Where a picture appears in the data below, exclude it; restate everything else word for word.

--- RECORDS TO PROCESS ---

►

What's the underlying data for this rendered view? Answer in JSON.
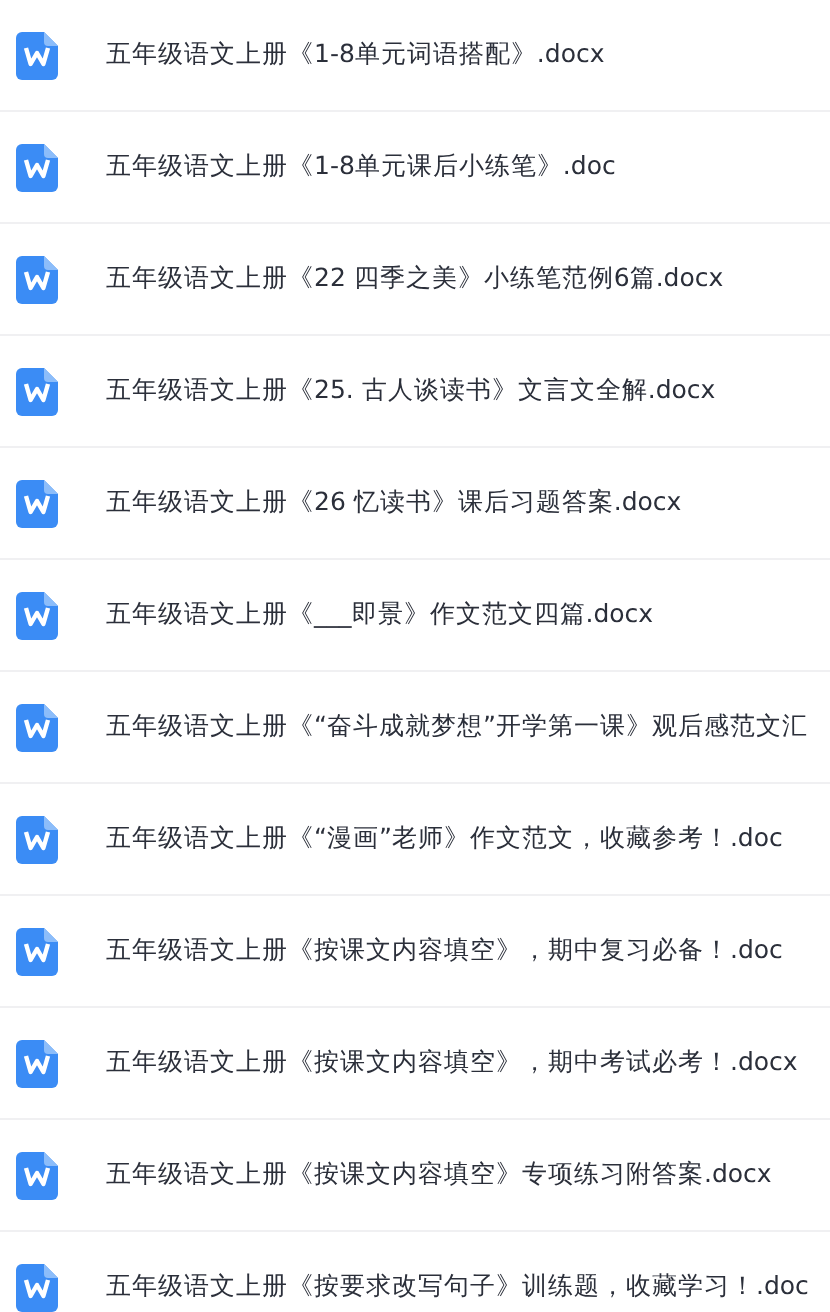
{
  "files": [
    {
      "name": "五年级语文上册《1-8单元词语搭配》.docx"
    },
    {
      "name": "五年级语文上册《1-8单元课后小练笔》.doc"
    },
    {
      "name": "五年级语文上册《22 四季之美》小练笔范例6篇.docx"
    },
    {
      "name": "五年级语文上册《25. 古人谈读书》文言文全解.docx"
    },
    {
      "name": "五年级语文上册《26 忆读书》课后习题答案.docx"
    },
    {
      "name": "五年级语文上册《___即景》作文范文四篇.docx"
    },
    {
      "name": "五年级语文上册《“奋斗成就梦想”开学第一课》观后感范文汇"
    },
    {
      "name": "五年级语文上册《“漫画”老师》作文范文，收藏参考！.doc"
    },
    {
      "name": "五年级语文上册《按课文内容填空》，期中复习必备！.doc"
    },
    {
      "name": "五年级语文上册《按课文内容填空》，期中考试必考！.docx"
    },
    {
      "name": "五年级语文上册《按课文内容填空》专项练习附答案.docx"
    },
    {
      "name": "五年级语文上册《按要求改写句子》训练题，收藏学习！.doc"
    }
  ]
}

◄

--- ANSWER BOX ---
What's the underlying data for this rendered view? Answer in JSON.
{
  "files": [
    {
      "name": "五年级语文上册《1-8单元词语搭配》.docx"
    },
    {
      "name": "五年级语文上册《1-8单元课后小练笔》.doc"
    },
    {
      "name": "五年级语文上册《22 四季之美》小练笔范例6篇.docx"
    },
    {
      "name": "五年级语文上册《25. 古人谈读书》文言文全解.docx"
    },
    {
      "name": "五年级语文上册《26 忆读书》课后习题答案.docx"
    },
    {
      "name": "五年级语文上册《___即景》作文范文四篇.docx"
    },
    {
      "name": "五年级语文上册《“奋斗成就梦想”开学第一课》观后感范文汇"
    },
    {
      "name": "五年级语文上册《“漫画”老师》作文范文，收藏参考！.doc"
    },
    {
      "name": "五年级语文上册《按课文内容填空》，期中复习必备！.doc"
    },
    {
      "name": "五年级语文上册《按课文内容填空》，期中考试必考！.docx"
    },
    {
      "name": "五年级语文上册《按课文内容填空》专项练习附答案.docx"
    },
    {
      "name": "五年级语文上册《按要求改写句子》训练题，收藏学习！.doc"
    }
  ]
}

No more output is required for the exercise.